This is all correct; a number of studies have shown that the relationship between morphology and ecology is different for mainland and Greater Antillean species, and thus the Greater Antillean ecomorph categories—based as they are on a particular association of morphology, habitat use, and behavior—do not fit well for most mainland species. The ecomorph concept was developed and applied to island species; it does not apply—nor has anyone claimed that it does—to most mainland anoles.
However, at the end of the ecomode section of the paper, the authors conclude (p.55): “attempts to force mainland anoles into ecomorphological categories based on data from island anoles seems pointless to us.” Where did this come from? Who’s trying to force mainland anoles into island ecomorph categories? Surely, this is a valid hypothesis worth testing, and it has been tested by a number of papers cited by Nicholson et al. (e.g., Irschick et al., 1997; Schaad and Poe, 2010) and in each case, these studies have concluded that the ecomorph categories don’t apply to most mainland anoles. On the other hand, a small minority of mainland species may fit into the Greater Antillean ecomorph categories. For example, the Ecuadorian A. proboscis is extremely similar in morphology, habitat use, and locomotor behavior to Greater Antillean twig anoles, and hence it would seem appropriate to consider it a twig anole. But this conclusion was made only after detailed data on the mainland species was collected and statistically evaluated. In summary, no one is “forcing” mainland anoles in the Greater Antillean ecomorph mold; some studies have tested this hypothesis and rejected it as a general proposition; detailed field studies, however, can test–and potentially–confirm the idea for particular species.
Finally, in the one paragraph summary of the entire paper on p.69, the authors provide a new critique: “we reject the ecomorph concept as currently recognized, largely because the pattern of ecomorph evolution documented so well for Jamaica by Losos (1992b) appears to be found nowhere else in anole evolution”—in other words, only on Jamaica do the ecomorph species form a monophyletic group relative to species on other islands—“and because a high proportion of island—and especially the mainland—anoles fail to fit any ecomorph class, despite exhibiting clear habitat selection.”
This argument by Nicholson et al. does not lead to a rejection of the ecomorph concept; rather, it is irrelevant to it. Recall again the definition of an ecomorph, species similar in ecology, behavior, and morphology. This definition says that members of the same ecomorph must come from multiple lineages, but does not say that members of different ecomorphs on the same island must form a monophyletic group. Moreover, nowhere does this concept say that all West Indian species must be a member of these six ecomorph categories, although, indeed, 80% of West Indian species are, including almost all common species in lowland communities. Finally, the anole ecomorph concept was developed and applied explicitly to the islands of the Greater Antilles. That the concept doesn’t work elsewhere in no way denies the reality of the ecomorphs on those islands.

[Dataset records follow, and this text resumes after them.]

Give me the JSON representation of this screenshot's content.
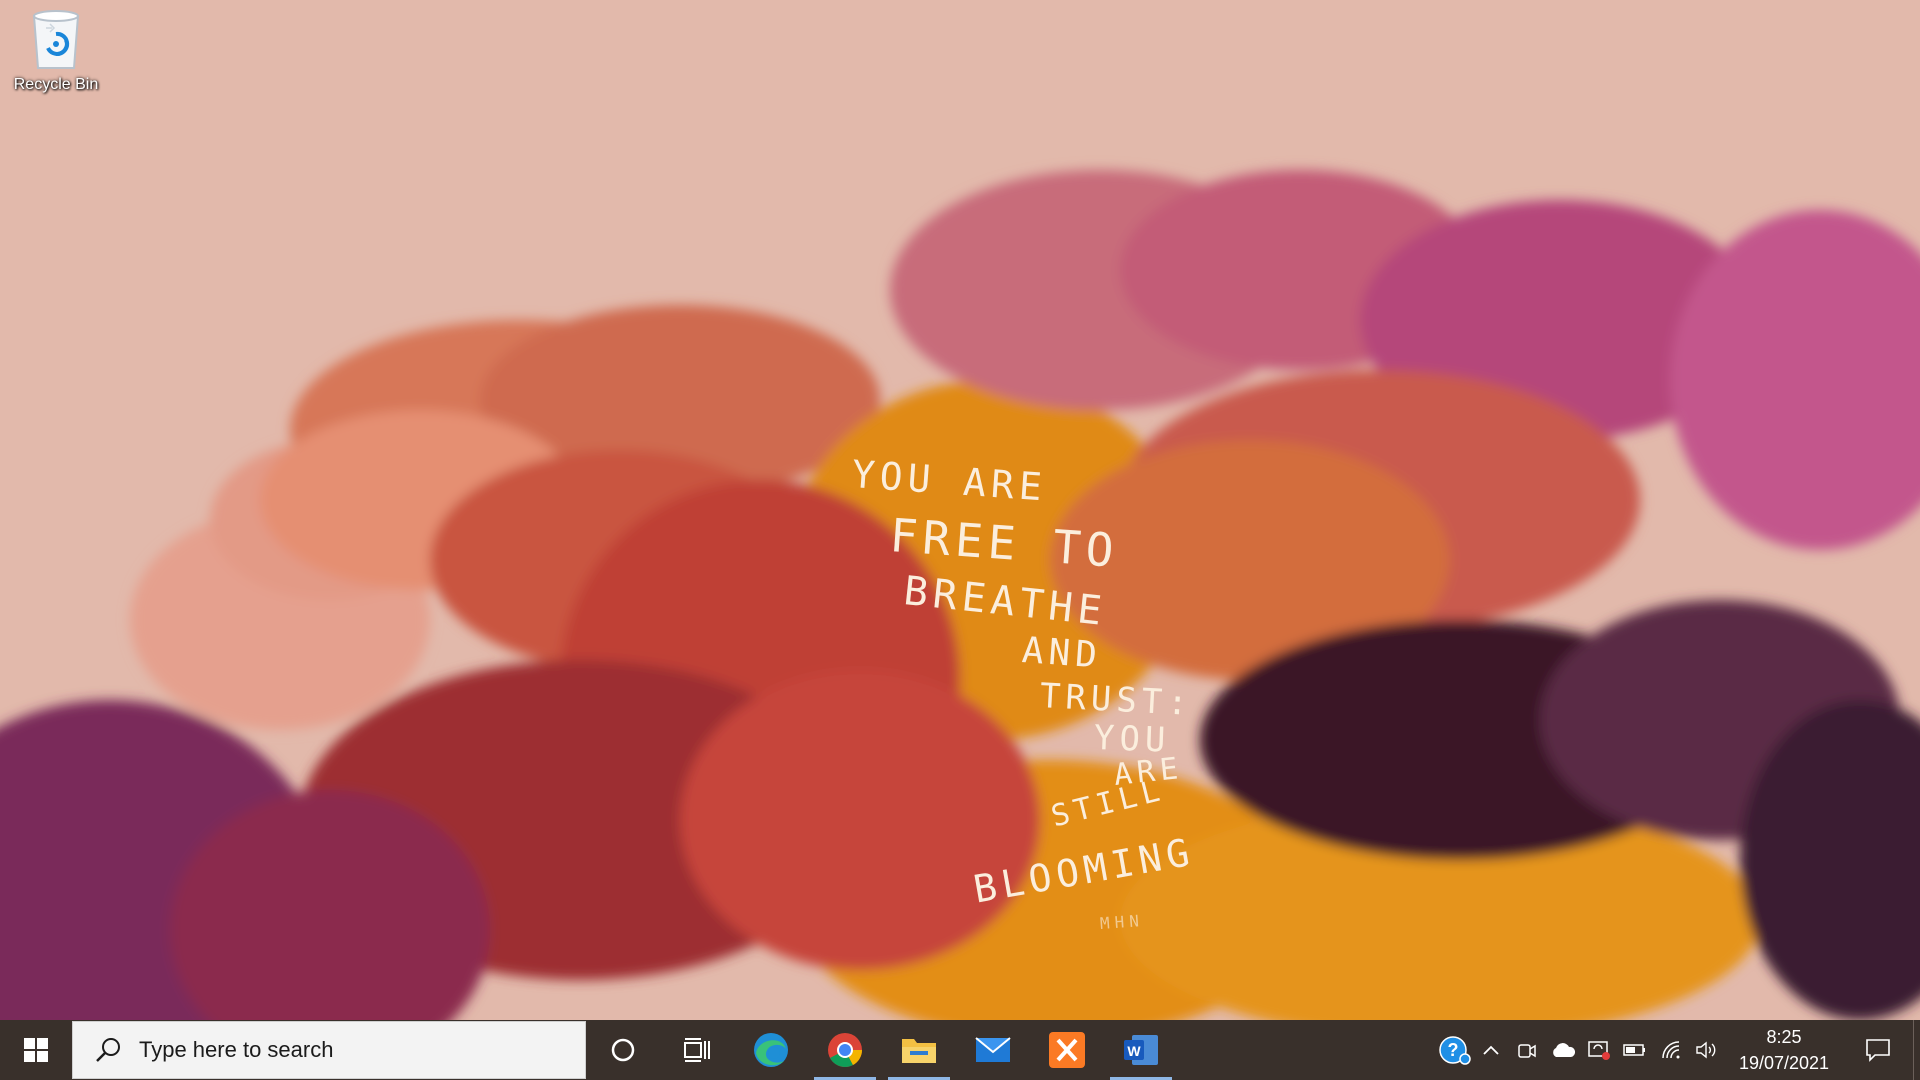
{
  "desktop": {
    "icons": [
      {
        "label": "Recycle Bin",
        "icon": "recycle-bin-icon"
      }
    ],
    "wallpaper": {
      "quote_lines": [
        "YOU ARE",
        "FREE TO",
        "BREATHE",
        "AND",
        "TRUST:",
        "YOU",
        "ARE",
        "STILL",
        "BLOOMING"
      ],
      "signature": "MHN",
      "colors": {
        "background": "#e2b9ab",
        "orange": "#e08a14",
        "red": "#b9473a",
        "plum": "#7a2a5a",
        "dark": "#3a1428",
        "pink": "#c76a8e"
      }
    }
  },
  "taskbar": {
    "start_icon": "windows-logo-icon",
    "search": {
      "placeholder": "Type here to search",
      "icon": "search-icon"
    },
    "cortana_icon": "cortana-circle-icon",
    "task_view_icon": "task-view-icon",
    "pinned_apps": [
      {
        "name": "Microsoft Edge",
        "icon": "edge-icon",
        "active": false
      },
      {
        "name": "Google Chrome",
        "icon": "chrome-icon",
        "active": true
      },
      {
        "name": "File Explorer",
        "icon": "file-explorer-icon",
        "active": true
      },
      {
        "name": "Mail",
        "icon": "mail-icon",
        "active": false
      },
      {
        "name": "XAMPP",
        "icon": "xampp-icon",
        "active": false
      },
      {
        "name": "Word",
        "icon": "word-icon",
        "active": true
      }
    ],
    "tray": {
      "icons": [
        "help-icon",
        "chevron-up-icon",
        "meet-now-icon",
        "onedrive-icon",
        "update-icon",
        "battery-icon",
        "wifi-icon",
        "volume-icon"
      ],
      "time": "8:25",
      "date": "19/07/2021",
      "notification_icon": "action-center-icon"
    },
    "colors": {
      "bar": "#39302b",
      "active_indicator": "#8fb7e6"
    }
  }
}
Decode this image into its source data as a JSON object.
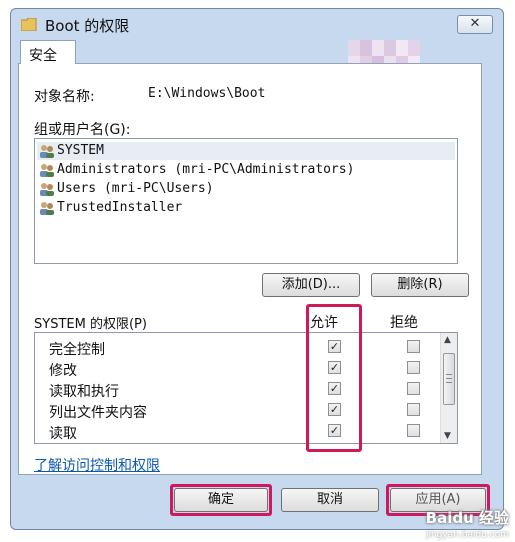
{
  "window": {
    "title": "Boot 的权限",
    "close_glyph": "✕"
  },
  "tab": {
    "label": "安全"
  },
  "object": {
    "label": "对象名称:",
    "value": "E:\\Windows\\Boot"
  },
  "groups": {
    "label": "组或用户名(G):",
    "items": [
      {
        "label": "SYSTEM",
        "selected": true
      },
      {
        "label": "Administrators (mri-PC\\Administrators)",
        "selected": false
      },
      {
        "label": "Users (mri-PC\\Users)",
        "selected": false
      },
      {
        "label": "TrustedInstaller",
        "selected": false
      }
    ]
  },
  "group_buttons": {
    "add": "添加(D)...",
    "remove": "删除(R)"
  },
  "permissions": {
    "label": "SYSTEM 的权限(P)",
    "allow_header": "允许",
    "deny_header": "拒绝",
    "rows": [
      {
        "name": "完全控制",
        "allow": true,
        "deny": false
      },
      {
        "name": "修改",
        "allow": true,
        "deny": false
      },
      {
        "name": "读取和执行",
        "allow": true,
        "deny": false
      },
      {
        "name": "列出文件夹内容",
        "allow": true,
        "deny": false
      },
      {
        "name": "读取",
        "allow": true,
        "deny": false
      }
    ]
  },
  "link": "了解访问控制和权限",
  "footer": {
    "ok": "确定",
    "cancel": "取消",
    "apply": "应用(A)"
  },
  "watermark": {
    "brand": "Baidu 经验",
    "url": "jingyan.baidu.com"
  },
  "colors": {
    "highlight": "#d1185a",
    "frame": "#c7d9ee",
    "link": "#0b57b3"
  }
}
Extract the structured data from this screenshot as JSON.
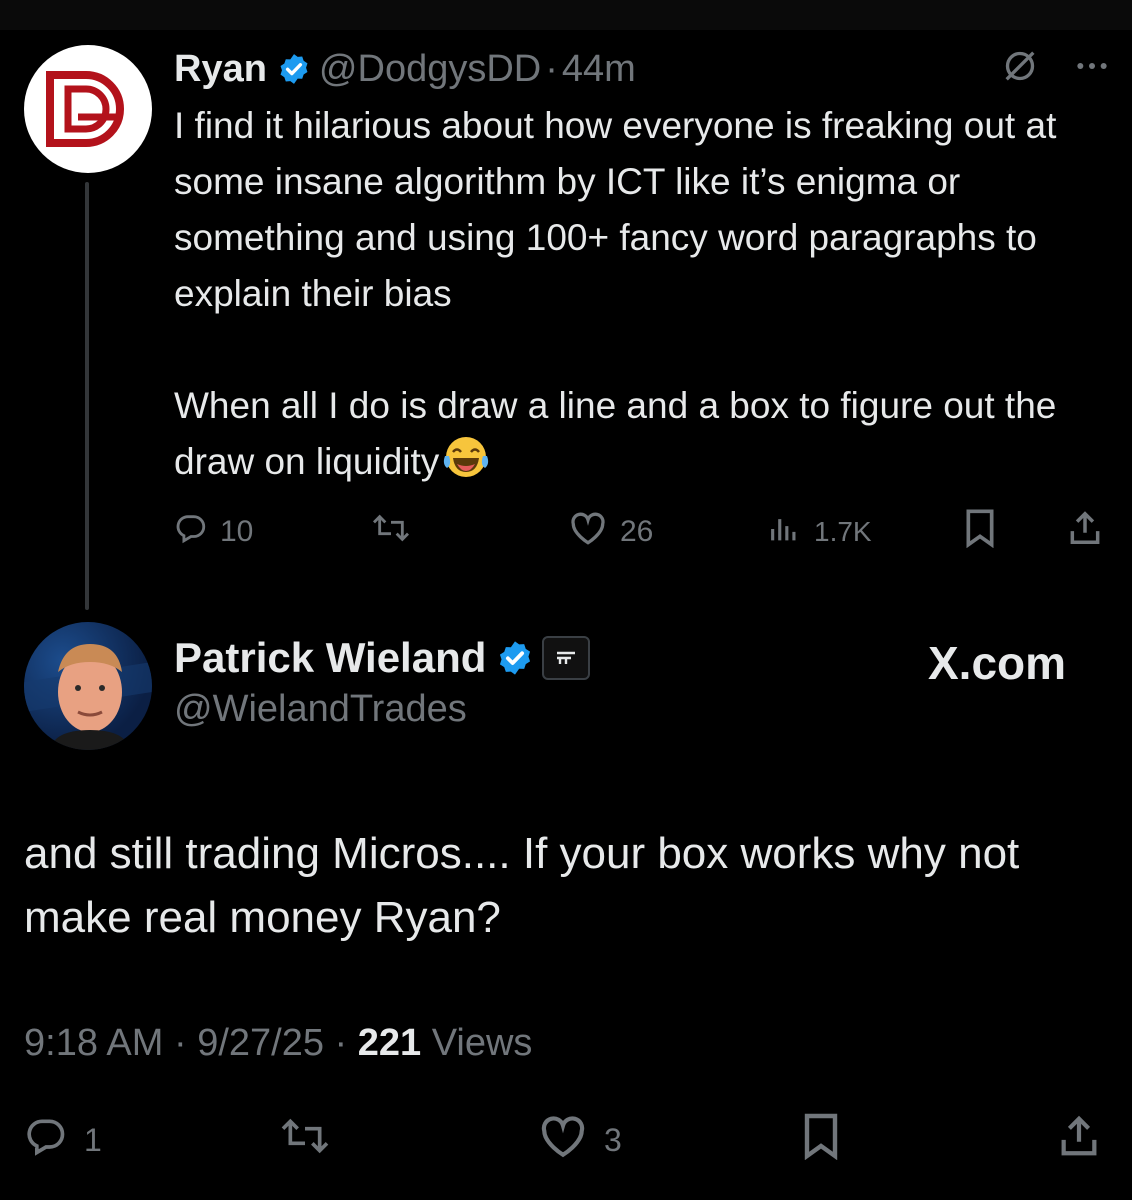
{
  "original_tweet": {
    "author_name": "Ryan",
    "handle": "@DodgysDD",
    "separator": "·",
    "time_ago": "44m",
    "paragraph1": "I find it hilarious about how everyone is freaking out at some insane algorithm by ICT like it’s enigma or something and using 100+ fancy word paragraphs to explain their bias",
    "paragraph2": "When all I do is draw a line and a box to figure out the draw on liquidity",
    "emoji": "face-with-tears-of-joy",
    "actions": {
      "replies": "10",
      "reposts": "",
      "likes": "26",
      "views": "1.7K"
    },
    "icons": [
      "grok-icon",
      "more-icon",
      "reply-icon",
      "repost-icon",
      "like-icon",
      "views-icon",
      "bookmark-icon",
      "share-icon"
    ]
  },
  "reply_tweet": {
    "author_name": "Patrick Wieland",
    "handle": "@WielandTrades",
    "watermark": "X.com",
    "text": "and still trading Micros.... If your box works why not make real money Ryan?",
    "timestamp": "9:18 AM · 9/27/25 · ",
    "views_count": "221",
    "views_label": " Views",
    "actions": {
      "replies": "1",
      "reposts": "",
      "likes": "3"
    }
  },
  "colors": {
    "background": "#000000",
    "text_primary": "#e7e9ea",
    "text_muted": "#71767b",
    "verified_blue": "#1d9bf0",
    "logo_red": "#b3121b"
  }
}
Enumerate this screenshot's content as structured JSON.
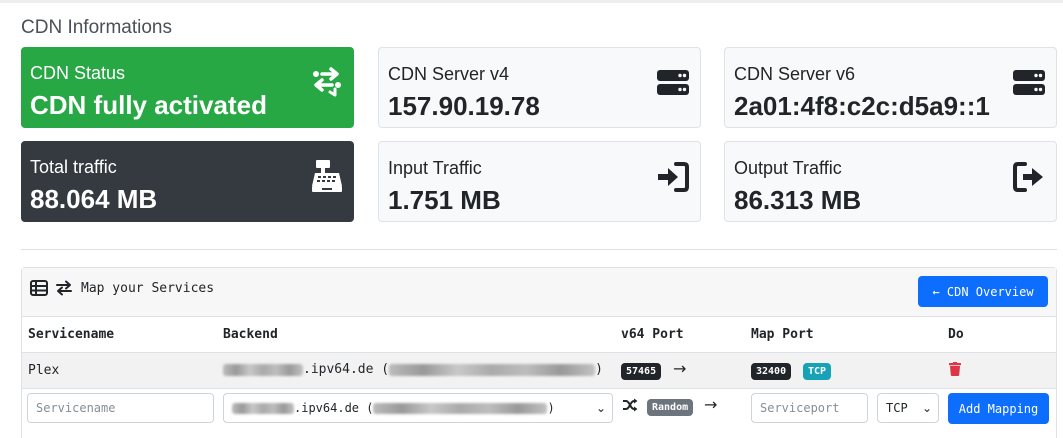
{
  "header": {
    "title": "CDN Informations"
  },
  "cards": {
    "status": {
      "label": "CDN Status",
      "value": "CDN fully activated",
      "icon": "exchange-icon",
      "color": "#28a745"
    },
    "server_v4": {
      "label": "CDN Server v4",
      "value": "157.90.19.78",
      "icon": "server-icon"
    },
    "server_v6": {
      "label": "CDN Server v6",
      "value": "2a01:4f8:c2c:d5a9::1",
      "icon": "server-icon"
    },
    "total": {
      "label": "Total traffic",
      "value": "88.064 MB",
      "icon": "cash-register-icon",
      "color": "#343a40"
    },
    "input": {
      "label": "Input Traffic",
      "value": "1.751 MB",
      "icon": "sign-in-icon"
    },
    "output": {
      "label": "Output Traffic",
      "value": "86.313 MB",
      "icon": "sign-out-icon"
    }
  },
  "services": {
    "title": "Map your Services",
    "overview_button": "← CDN Overview",
    "columns": [
      "Servicename",
      "Backend",
      "v64 Port",
      "Map Port",
      "Do"
    ],
    "rows": [
      {
        "servicename": "Plex",
        "backend_suffix": ".ipv64.de",
        "v64_port": "57465",
        "map_port": "32400",
        "protocol": "TCP"
      }
    ],
    "form": {
      "servicename_placeholder": "Servicename",
      "backend_suffix": ".ipv64.de",
      "v64_port_badge": "Random",
      "serviceport_placeholder": "Serviceport",
      "protocol": "TCP",
      "submit": "Add Mapping"
    }
  }
}
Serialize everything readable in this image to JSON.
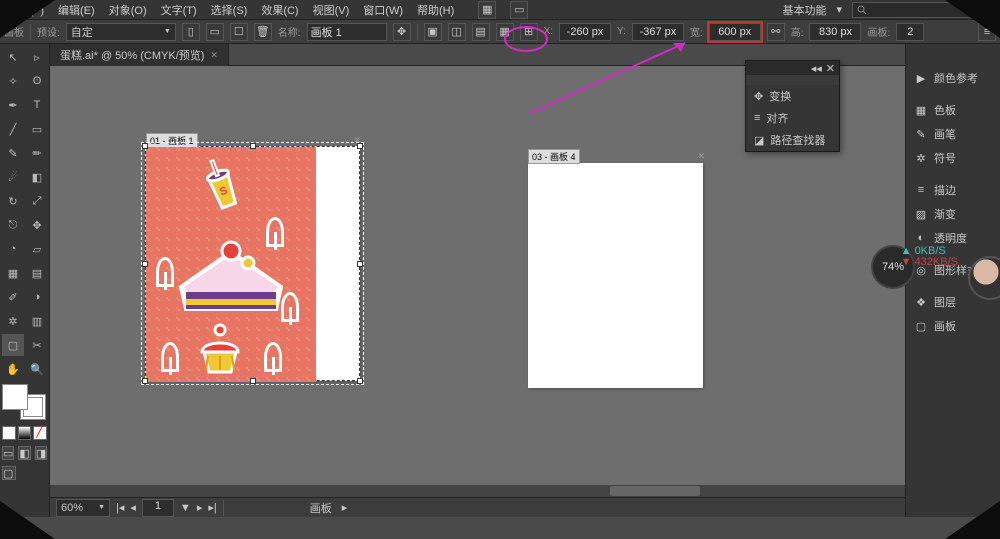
{
  "menubar": {
    "items": [
      "文件(F)",
      "编辑(E)",
      "对象(O)",
      "文字(T)",
      "选择(S)",
      "效果(C)",
      "视图(V)",
      "窗口(W)",
      "帮助(H)"
    ],
    "workspace_label": "基本功能"
  },
  "controlbar": {
    "tool_label": "画板",
    "preset_label": "预设:",
    "preset_value": "自定",
    "name_label": "名称:",
    "name_value": "画板 1",
    "x_label": "X:",
    "x_value": "-260 px",
    "y_label": "Y:",
    "y_value": "-367 px",
    "w_label": "宽:",
    "w_value": "600 px",
    "h_label": "高:",
    "h_value": "830 px",
    "artboards_label": "画板:",
    "artboards_value": "2"
  },
  "document": {
    "tab_title": "蛋糕.ai* @ 50% (CMYK/预览)"
  },
  "artboards": {
    "ab1_label": "01 - 画板 1",
    "ab2_label": "03 - 画板 4"
  },
  "statusbar": {
    "zoom": "60%",
    "nav_value": "1",
    "panel_label": "画板"
  },
  "floatpanel": {
    "items": [
      "变换",
      "对齐",
      "路径查找器"
    ]
  },
  "rightpanel": {
    "items": [
      "颜色参考",
      "色板",
      "画笔",
      "符号",
      "描边",
      "渐变",
      "透明度",
      "图形样式",
      "图层",
      "画板"
    ]
  },
  "badge": {
    "pct": "74%",
    "up": "▲ 0KB/S",
    "down": "▼ 432KB/S"
  }
}
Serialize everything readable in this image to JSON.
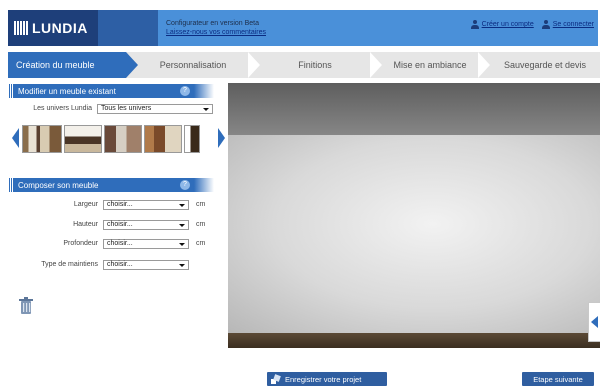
{
  "header": {
    "logo_text": "LUNDIA",
    "config_title": "Configurateur en version Beta",
    "config_link": "Laissez-nous vos commentaires",
    "create_account": "Créer un compte",
    "login": "Se connecter"
  },
  "steps": [
    {
      "label": "Création du meuble",
      "active": true
    },
    {
      "label": "Personnalisation",
      "active": false
    },
    {
      "label": "Finitions",
      "active": false
    },
    {
      "label": "Mise en ambiance",
      "active": false
    },
    {
      "label": "Sauvegarde et devis",
      "active": false
    }
  ],
  "modify_panel": {
    "title": "Modifier un meuble existant",
    "universe_label": "Les univers Lundia",
    "universe_value": "Tous les univers"
  },
  "compose_panel": {
    "title": "Composer son meuble",
    "fields": [
      {
        "label": "Largeur",
        "value": "choisir...",
        "unit": "cm"
      },
      {
        "label": "Hauteur",
        "value": "choisir...",
        "unit": "cm"
      },
      {
        "label": "Profondeur",
        "value": "choisir...",
        "unit": "cm"
      },
      {
        "label": "Type de maintiens",
        "value": "choisir...",
        "unit": ""
      }
    ]
  },
  "footer": {
    "save_label": "Enregistrer votre projet",
    "next_label": "Etape suivante"
  },
  "colors": {
    "header_bg": "#4a90d9",
    "logo_bg": "#1e3f7a",
    "accent": "#2f6dbb",
    "button_bg": "#2f5ea0"
  },
  "icons": [
    "user-icon",
    "help-icon",
    "trash-icon",
    "save-icon",
    "caret-down-icon",
    "arrow-left-icon",
    "arrow-right-icon"
  ]
}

In other words, Nicholson et al. are rejecting an ecomorph concept entirely of their own invention and greatly distinct from that used by all other workers in the field. In contrast, the ecomorph concept proposed by Williams; tested, confirmed and refined by many subsequent anole workers; and widely applied to many other taxa, remains alive and well.